This is not exactly Awk specific, but it is helpful to know how one can manipulate string fields.

Quite often, you have files with such names, that are alphabetically ordered and it is a bit tricky to put them in order again. Lets assume we have the following data in a file. The lines contain filenames that have common pattern and number that we are interested. Let's "extract" the alternating number i.e 1, 10, 123, ...

names.dat
H2O-1_1.res
H2O-1_10.res
H2O-1_123.res
H2O-1_21.res
H2O-1_44.res
H2O-1_5.res
H2O-1_7.res


One possible way, is by removing the pattern that remains unchanged. (BASH can do it as well, way easier with the file names than the lines in a file)

$awk '{ gsub( "H2O-1_|.res", "" ,$1); print $1 }' names.dat  This is my preferred way, since it is rather easy to understand and modify. Another way, could be by using backreferences the way sed will do it. $ awk '{ print gensub(/H2O-1_(.*).res/,"\\1","g")}' names.dat

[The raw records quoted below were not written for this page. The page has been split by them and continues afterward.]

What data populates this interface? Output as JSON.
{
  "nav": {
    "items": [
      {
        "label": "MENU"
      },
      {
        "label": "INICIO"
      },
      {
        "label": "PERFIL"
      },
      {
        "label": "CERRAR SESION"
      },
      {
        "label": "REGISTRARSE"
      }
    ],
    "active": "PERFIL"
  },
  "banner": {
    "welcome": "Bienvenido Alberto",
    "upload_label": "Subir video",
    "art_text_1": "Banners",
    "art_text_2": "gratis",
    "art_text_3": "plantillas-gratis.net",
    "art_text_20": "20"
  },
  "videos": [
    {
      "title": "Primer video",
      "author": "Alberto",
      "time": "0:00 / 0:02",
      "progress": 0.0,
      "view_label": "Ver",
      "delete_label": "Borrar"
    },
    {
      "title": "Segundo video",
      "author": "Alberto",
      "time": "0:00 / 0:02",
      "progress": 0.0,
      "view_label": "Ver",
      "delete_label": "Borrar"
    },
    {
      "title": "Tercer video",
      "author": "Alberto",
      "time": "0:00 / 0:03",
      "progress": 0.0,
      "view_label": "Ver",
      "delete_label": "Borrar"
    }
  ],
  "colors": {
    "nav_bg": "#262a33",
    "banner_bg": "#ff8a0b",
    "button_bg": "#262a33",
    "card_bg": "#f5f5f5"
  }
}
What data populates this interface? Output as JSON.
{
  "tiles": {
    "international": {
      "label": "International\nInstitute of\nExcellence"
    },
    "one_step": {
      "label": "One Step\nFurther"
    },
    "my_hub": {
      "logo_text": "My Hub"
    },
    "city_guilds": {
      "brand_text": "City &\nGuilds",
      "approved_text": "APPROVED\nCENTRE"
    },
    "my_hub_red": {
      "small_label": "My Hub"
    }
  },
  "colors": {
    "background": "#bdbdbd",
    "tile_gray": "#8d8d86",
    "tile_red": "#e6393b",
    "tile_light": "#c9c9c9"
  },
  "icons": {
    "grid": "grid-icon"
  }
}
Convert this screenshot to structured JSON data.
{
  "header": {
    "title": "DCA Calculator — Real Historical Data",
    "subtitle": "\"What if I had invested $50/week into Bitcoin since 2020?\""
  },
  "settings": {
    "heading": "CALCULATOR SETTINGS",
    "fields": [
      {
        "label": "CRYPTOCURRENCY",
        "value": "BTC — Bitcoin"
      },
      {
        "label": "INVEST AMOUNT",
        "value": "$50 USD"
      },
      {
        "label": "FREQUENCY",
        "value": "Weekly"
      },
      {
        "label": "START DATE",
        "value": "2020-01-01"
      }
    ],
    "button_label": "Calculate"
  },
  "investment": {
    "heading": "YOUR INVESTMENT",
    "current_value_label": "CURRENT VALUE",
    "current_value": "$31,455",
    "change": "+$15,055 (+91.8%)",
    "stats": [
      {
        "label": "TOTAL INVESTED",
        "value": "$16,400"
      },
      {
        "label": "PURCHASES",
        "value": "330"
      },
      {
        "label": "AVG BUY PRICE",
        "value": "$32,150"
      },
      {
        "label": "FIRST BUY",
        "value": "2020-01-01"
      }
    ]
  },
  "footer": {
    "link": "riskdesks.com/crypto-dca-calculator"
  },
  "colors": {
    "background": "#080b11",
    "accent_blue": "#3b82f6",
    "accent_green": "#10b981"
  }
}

How about we fix the annoyance with the alphabetic sort by replacing 1 with 001, 5 with 005, 10 -> 010, etc.

$awk '{ gsub("H2O-1_|.res","",$1); printf("H2O-1_%03g.res\n", \$1) }' names.dat


H2O-1_001.res
H2O-1_010.res
H2O-1_123.res
H2O-1_021.res
H2O-1_044.res
H2O-1_005.res
H2O-1_007.res


Now one can pipe to sort and get them sorted. You can sort them in awk as well but the OVERHEAD does not worth the effort.

Have a look on other string manipulation functions in awk.
printf function is pretty much the same as in many other languages.